At various times, there have been failed attempts to connect neurology and psychiatry into 1 specialty. Certification testing has always overlapped the fields to some degree. Some given examples of neuropsychiatric disorders are traumatic head injury, migraine headaches, menopause, and medication side effects.
Although the major pathology of COVID-19 is respiratory damage, over time it has become clearer that there also are neuropsychiatric ones. I apparently had an acute respiratory episode, but did not notice any neuropsychiatric aspects—that is, until recently, when I experienced more anxiety and uncertainly about how much risk to take outside of the home. I reluctantly decided that coming to the 2022 APA annual meeting next week was too risky.

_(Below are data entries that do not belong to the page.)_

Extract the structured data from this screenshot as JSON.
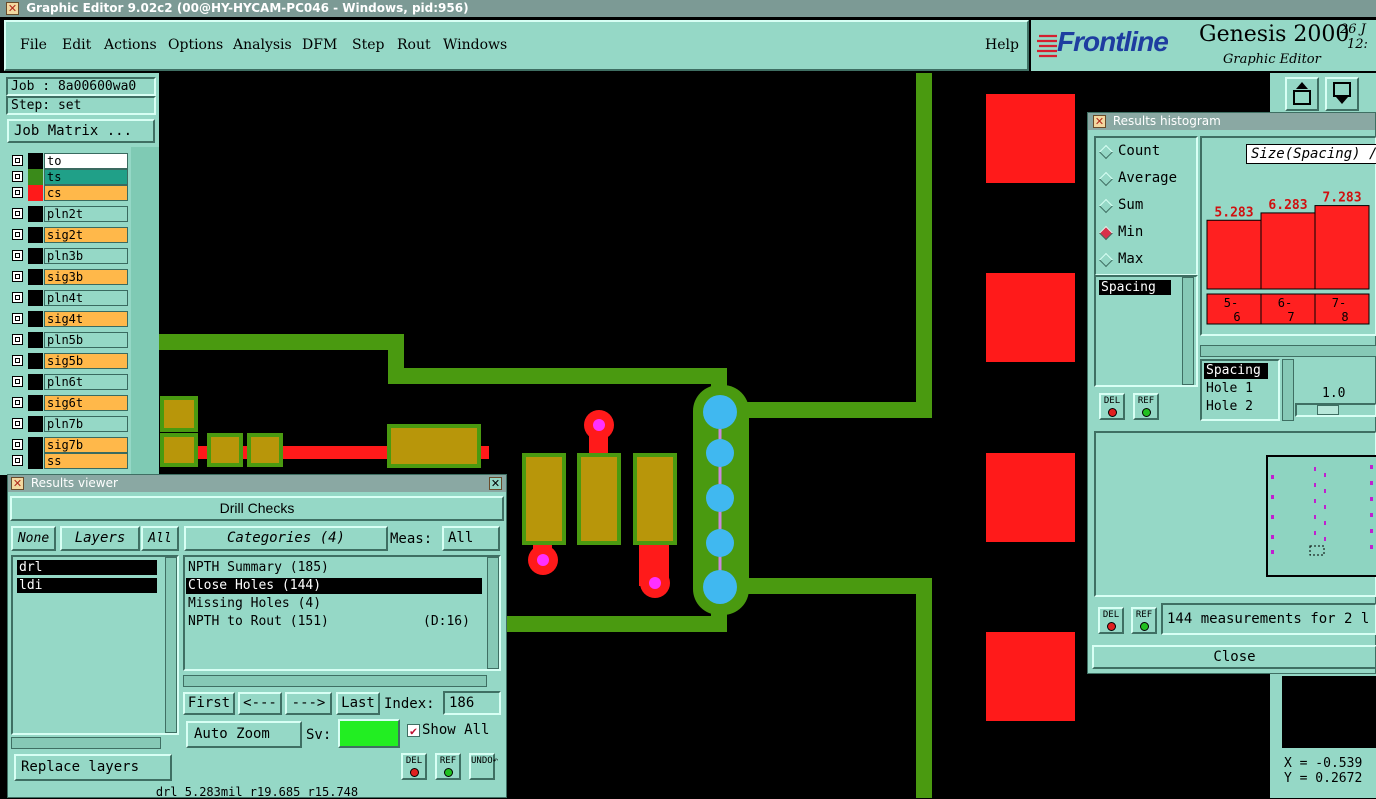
{
  "window_title": "Graphic Editor 9.02c2 (00@HY-HYCAM-PC046 - Windows, pid:956)",
  "menu": [
    "File",
    "Edit",
    "Actions",
    "Options",
    "Analysis",
    "DFM",
    "Step",
    "Rout",
    "Windows"
  ],
  "help_label": "Help",
  "brand": {
    "logo": "Frontline",
    "product": "Genesis 2000",
    "subtitle": "Graphic Editor",
    "date_fragment": "26 J",
    "time_fragment": "12:"
  },
  "job": {
    "job_label": "Job : 8a00600wa0",
    "step_label": "Step: set",
    "matrix_button": "Job Matrix ..."
  },
  "layers": [
    {
      "name": "to",
      "swatch": "#000000",
      "bg": "#ffffff"
    },
    {
      "name": "ts",
      "swatch": "#3a8a1a",
      "bg": "#20a088"
    },
    {
      "name": "cs",
      "swatch": "#ff1a1a",
      "bg": "#ffb84a"
    },
    {
      "name": "pln2t",
      "swatch": "#000000",
      "bg": "#95d8c6"
    },
    {
      "name": "sig2t",
      "swatch": "#000000",
      "bg": "#ffb84a"
    },
    {
      "name": "pln3b",
      "swatch": "#000000",
      "bg": "#95d8c6"
    },
    {
      "name": "sig3b",
      "swatch": "#000000",
      "bg": "#ffb84a"
    },
    {
      "name": "pln4t",
      "swatch": "#000000",
      "bg": "#95d8c6"
    },
    {
      "name": "sig4t",
      "swatch": "#000000",
      "bg": "#ffb84a"
    },
    {
      "name": "pln5b",
      "swatch": "#000000",
      "bg": "#95d8c6"
    },
    {
      "name": "sig5b",
      "swatch": "#000000",
      "bg": "#ffb84a"
    },
    {
      "name": "pln6t",
      "swatch": "#000000",
      "bg": "#95d8c6"
    },
    {
      "name": "sig6t",
      "swatch": "#000000",
      "bg": "#ffb84a"
    },
    {
      "name": "pln7b",
      "swatch": "#000000",
      "bg": "#95d8c6"
    },
    {
      "name": "sig7b",
      "swatch": "#000000",
      "bg": "#ffb84a"
    },
    {
      "name": "ss",
      "swatch": "#000000",
      "bg": "#ffb84a"
    }
  ],
  "results_viewer": {
    "title": "Results viewer",
    "header": "Drill Checks",
    "none_btn": "None",
    "layers_btn": "Layers",
    "all_btn": "All",
    "layer_list": [
      "drl",
      "ldi"
    ],
    "categories_btn": "Categories (4)",
    "meas_label": "Meas:",
    "meas_value": "All",
    "categories": [
      {
        "text": "NPTH Summary (185)",
        "extra": ""
      },
      {
        "text": "Close Holes (144)",
        "extra": ""
      },
      {
        "text": "Missing Holes (4)",
        "extra": ""
      },
      {
        "text": "NPTH to Rout (151)",
        "extra": "(D:16)"
      }
    ],
    "first_btn": "First",
    "prev_btn": "<---",
    "next_btn": "--->",
    "last_btn": "Last",
    "index_label": "Index:",
    "index_value": "186",
    "auto_zoom": "Auto Zoom",
    "sv_label": "Sv:",
    "show_all": "Show All",
    "replace_layers": "Replace layers",
    "del": "DEL",
    "ref": "REF",
    "undo": "UNDO",
    "status": "drl 5.283mil r19.685 r15.748"
  },
  "histogram": {
    "title": "Results histogram",
    "modes": [
      "Count",
      "Average",
      "Sum",
      "Min",
      "Max"
    ],
    "selected_mode": "Min",
    "list_item": "Spacing",
    "size_label": "Size(Spacing) /",
    "params": [
      "Spacing",
      "Hole 1",
      "Hole 2"
    ],
    "slider_value": "1.0",
    "footer_text": "144 measurements for 2 l",
    "close_btn": "Close",
    "del": "DEL",
    "ref": "REF"
  },
  "chart_data": {
    "type": "bar",
    "categories": [
      "5-6",
      "6-7",
      "7-8"
    ],
    "values": [
      5.283,
      6.283,
      7.283
    ],
    "bar_color": "#ff2020"
  },
  "coords": {
    "x": "X = -0.539",
    "y": "Y = 0.2672"
  }
}
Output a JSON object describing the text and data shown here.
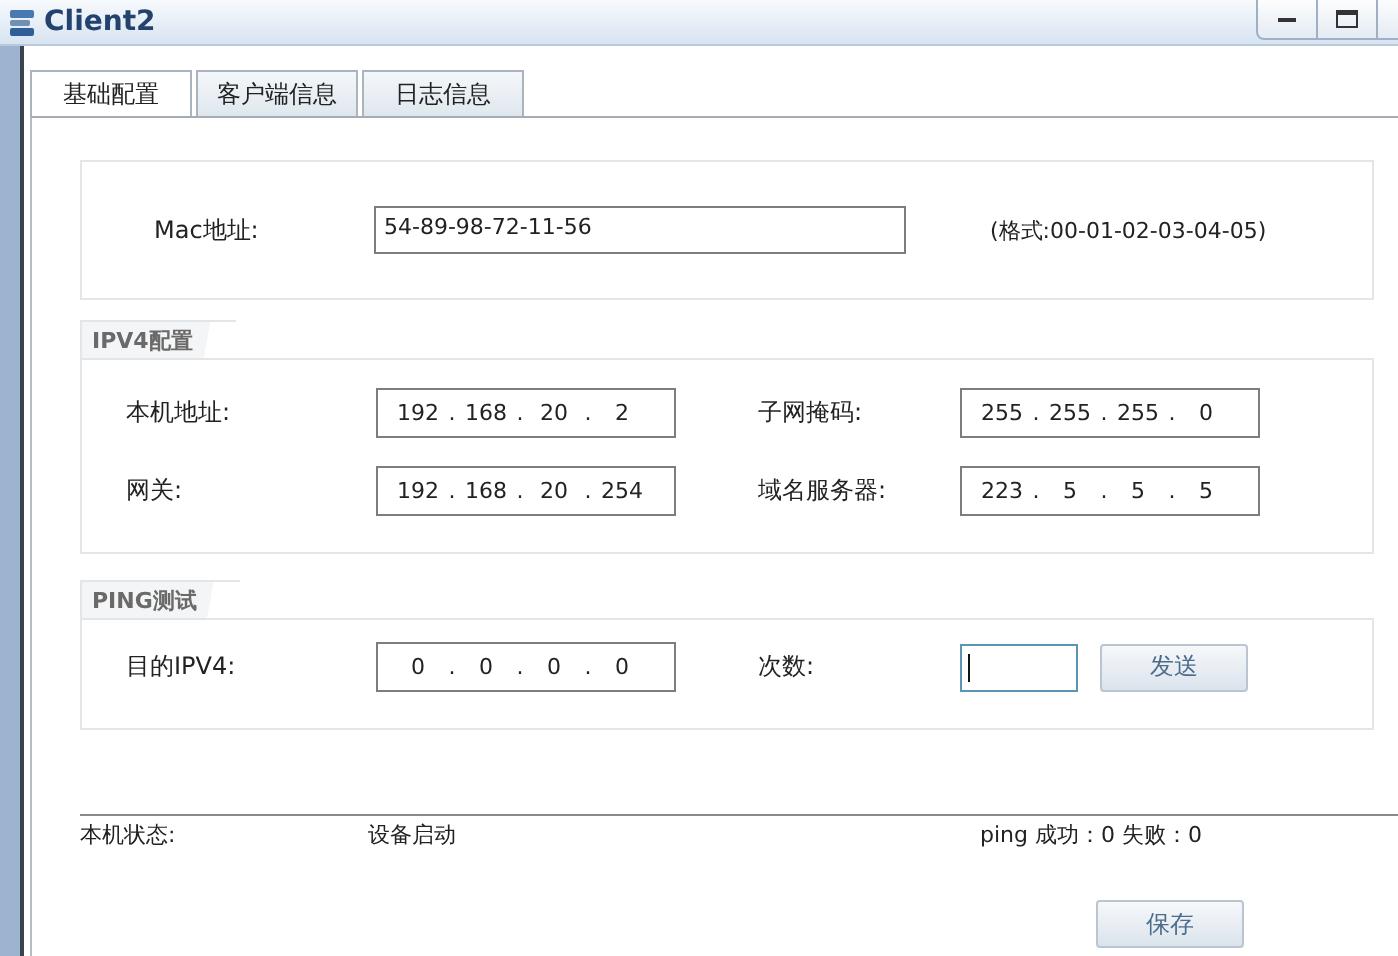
{
  "window": {
    "title": "Client2"
  },
  "tabs": [
    {
      "label": "基础配置",
      "selected": true
    },
    {
      "label": "客户端信息",
      "selected": false
    },
    {
      "label": "日志信息",
      "selected": false
    }
  ],
  "octet_separator": ".",
  "mac": {
    "label": "Mac地址:",
    "value": "54-89-98-72-11-56",
    "hint": "(格式:00-01-02-03-04-05)"
  },
  "ipv4": {
    "title": "IPV4配置",
    "fields": [
      {
        "label": "本机地址:",
        "octets": [
          "192",
          "168",
          "20",
          "2"
        ]
      },
      {
        "label": "子网掩码:",
        "octets": [
          "255",
          "255",
          "255",
          "0"
        ]
      },
      {
        "label": "网关:",
        "octets": [
          "192",
          "168",
          "20",
          "254"
        ]
      },
      {
        "label": "域名服务器:",
        "octets": [
          "223",
          "5",
          "5",
          "5"
        ]
      }
    ]
  },
  "ping": {
    "title": "PING测试",
    "target": {
      "label": "目的IPV4:",
      "octets": [
        "0",
        "0",
        "0",
        "0"
      ]
    },
    "count": {
      "label": "次数:",
      "focused": true
    },
    "send_button": "发送"
  },
  "status": {
    "label": "本机状态:",
    "value": "设备启动",
    "ping_result": "ping 成功：0 失败：0"
  },
  "save_button": "保存"
}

Around this same time, I ran across a new COVID-19 study out of England.1 The results indicated that new and increased rates of anxiety disorder, dementia, psychosis, and bipolar disorder were occurring. It is unclear how much is the result of the viral pathogen, the psychological response, or both. Some also seem to be associated with long COVID including unexplained mood changes, brain fog, and language difficulties. When the illness is more severe or a loved one dies, posttraumatic stress disorders and prolonged grief disorders are likely to increase. Then there is the conscious and unconscious defense mechanism of denial of the risk we have encountered over the last 2 years.
All of this complexity and uncertainly suggests that COVID-19 would benefit from being studied at academic neuropsychiatric centers, if only more of them existed. In the meanwhile, I would suggest leaning to the safe side for now as the infections, and now even hospitalizations, are increasing.
Dr Moffic is an award-winning psychiatrist who has specialized in the cultural and ethical aspects of psychiatry. A prolific writer and speaker, he received the one-time designation of Hero of Public Psychiatry from the Assembly of the American Psychiatric Association in 2002. He is an advocate for mental health issues relate to climate instability, burnout, Islamophobia, and anti-Semitism for a better world. He serves on the Editorial Board of Psychiatric Times™.
1. Clift AK, Ranger TA, Patone M, et al. Neuropsychiatric ramifications of severe COVID-19 and other server acute respiratory infections. JAMA Psychiatry. May 11, 2022. Online ahead of print.